I made my own mistakes. Following the first debate, I was totally disgusted with Trump’s performance and was pretty sure he would lose.
After FBI director James Comey reopened the case against Hillary, I reassessed.
Curiously, my early attitude forecasts were spot on.
Flashback May 23, 2016: Grim Election Map for Trump? Fox Analyst vs. RCP vs. Mish
Juan Williams, political analyst for Fox News Channel says Electoral Map Looks Grim for Trump.
I believe the map looks grim for Hillary.
Clearly one of us is wrong, so let’s compare maps and analysis.
RCP Map Analysis 2016-05-23
What a bunch of hooey.

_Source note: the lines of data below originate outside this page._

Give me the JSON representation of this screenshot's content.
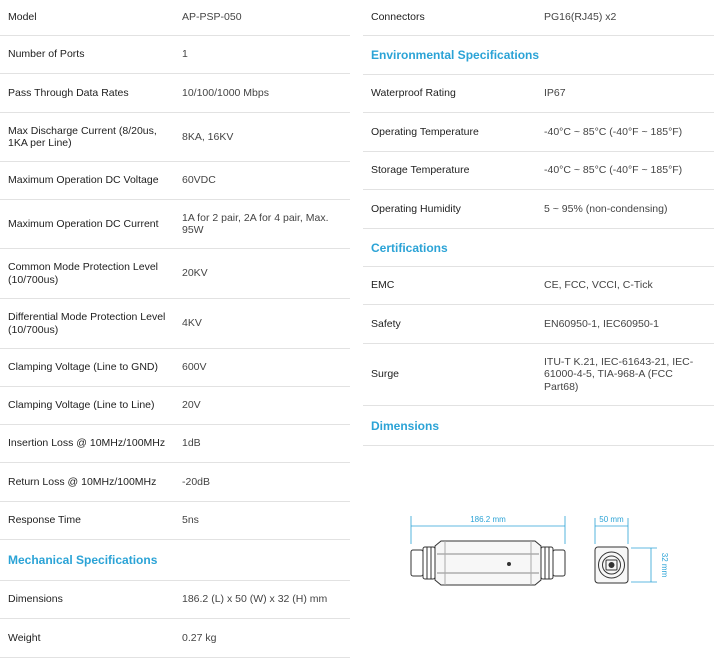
{
  "left": {
    "rows": [
      {
        "label": "Model",
        "value": "AP-PSP-050"
      },
      {
        "label": "Number of Ports",
        "value": "1"
      },
      {
        "label": "Pass Through Data Rates",
        "value": "10/100/1000 Mbps"
      },
      {
        "label": "Max Discharge Current (8/20us, 1KA per Line)",
        "value": "8KA, 16KV"
      },
      {
        "label": "Maximum Operation DC Voltage",
        "value": "60VDC"
      },
      {
        "label": "Maximum Operation DC Current",
        "value": "1A for 2 pair, 2A for 4 pair, Max. 95W"
      },
      {
        "label": "Common Mode Protection Level (10/700us)",
        "value": "20KV"
      },
      {
        "label": "Differential Mode Protection Level (10/700us)",
        "value": "4KV"
      },
      {
        "label": "Clamping Voltage (Line to GND)",
        "value": "600V"
      },
      {
        "label": "Clamping Voltage (Line to Line)",
        "value": "20V"
      },
      {
        "label": "Insertion Loss @ 10MHz/100MHz",
        "value": "1dB"
      },
      {
        "label": "Return Loss @ 10MHz/100MHz",
        "value": "-20dB"
      },
      {
        "label": "Response Time",
        "value": "5ns"
      }
    ],
    "mechanical_heading": "Mechanical Specifications",
    "mechanical_rows": [
      {
        "label": "Dimensions",
        "value": "186.2 (L) x 50 (W) x 32 (H) mm"
      },
      {
        "label": "Weight",
        "value": "0.27 kg"
      }
    ]
  },
  "right": {
    "connectors": {
      "label": "Connectors",
      "value": "PG16(RJ45) x2"
    },
    "environmental_heading": "Environmental Specifications",
    "environmental_rows": [
      {
        "label": "Waterproof Rating",
        "value": "IP67"
      },
      {
        "label": "Operating Temperature",
        "value": "-40°C ~ 85°C (-40°F ~ 185°F)"
      },
      {
        "label": "Storage Temperature",
        "value": "-40°C ~ 85°C (-40°F ~ 185°F)"
      },
      {
        "label": "Operating Humidity",
        "value": "5 ~ 95% (non-condensing)"
      }
    ],
    "certifications_heading": "Certifications",
    "certifications_rows": [
      {
        "label": "EMC",
        "value": "CE, FCC, VCCI, C-Tick"
      },
      {
        "label": "Safety",
        "value": "EN60950-1, IEC60950-1"
      },
      {
        "label": "Surge",
        "value": "ITU-T K.21, IEC-61643-21, IEC-61000-4-5, TIA-968-A (FCC Part68)"
      }
    ],
    "dimensions_heading": "Dimensions",
    "drawing": {
      "length_label": "186.2 mm",
      "width_label": "50 mm",
      "height_label": "32 mm",
      "line_color": "#2ba3d6"
    }
  }
}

Let’s start with an RCP Tossup Map.
It’s absurd to start with a map of “Romney states”.
Williams’ comment “If Trump holds all the Romney states and carries Virginia, Pennsylvania and Florida” is even more ridiculous.
Mish Map Analysis 2016-05-23
I believe Trump will win the rust belt states of Michigan, Indiana, and Ohio. If so, Hillary will need a clean sweep of about every remaining state to win.
In the above map, if Trump wins Michigan as I project, all he needs to do is win North Carolina.
Suppose Trump does not win Michigan. Instead, give him North Carolina. In that case, either Virginia or Pennsylvania would put Trump over the top.
If Trump wins Pennsylvania and Ohio (not unlikely actually) I believe it’s pretty clear he will win.
In fact, if Trump carries those states, it’s likely he picks up other swing states moving towards an electoral landslide.
I purposely did not presume a miracle for Trump. I gave him leeway tradeoffs consistent with some things likely to break his way.
A Trump landslide is not impossible.
A landslide by either party is not my prediction, but it’s quite possible Trump could pull one off, and perhaps even lose the popular vote by a little bit.
My May assessment was nearly perfect. I cannot brag too much because I changed my assessment following the first debate.
I thank Mehta for listening to and responding to my analysis every step of the way.
Did Michael Moore Call the Election?
Much credit is given to Michael Moore for calling the election.
I don’t believe Moore did so. Nor do I believe most of those who claim to have called it.
Moore is a media manipulator. His motive for calling the election for Trump is very clear: It was a purposeful attempt to get out the vote, for Hillary.
I am equally suspicious of those who were sure Trump would win all along.
Comey may very well have swung the election to Trump, bailing out those who stuck with Trump thick and thin.
Credit Where Credit is Due
The one person I am willing to give credit to is professor Allan Lichtman who says “polls stink”. Lichtman Predicted Last 9 U.S. Elections, Including Trump’s Win.
Lichtman has no election biases that I can detect. However, CNN reports Professor predicted Trump win, says he will be impeached.
That headline could be misleading. Here is the statement “There’s a very good chance that Donald Trump could face impeachment,” Allan Lichtman told Erin Burnett on OutFront.
A very good chance could mean 25%. It could mean anything from 10% to 90%. There is a difference between “very good” and likely.
I rate the odds of impeachment as “not very good”. To place a number, let’s say 2%.
Salil, care to comment?
Mike “Mish” Shedlock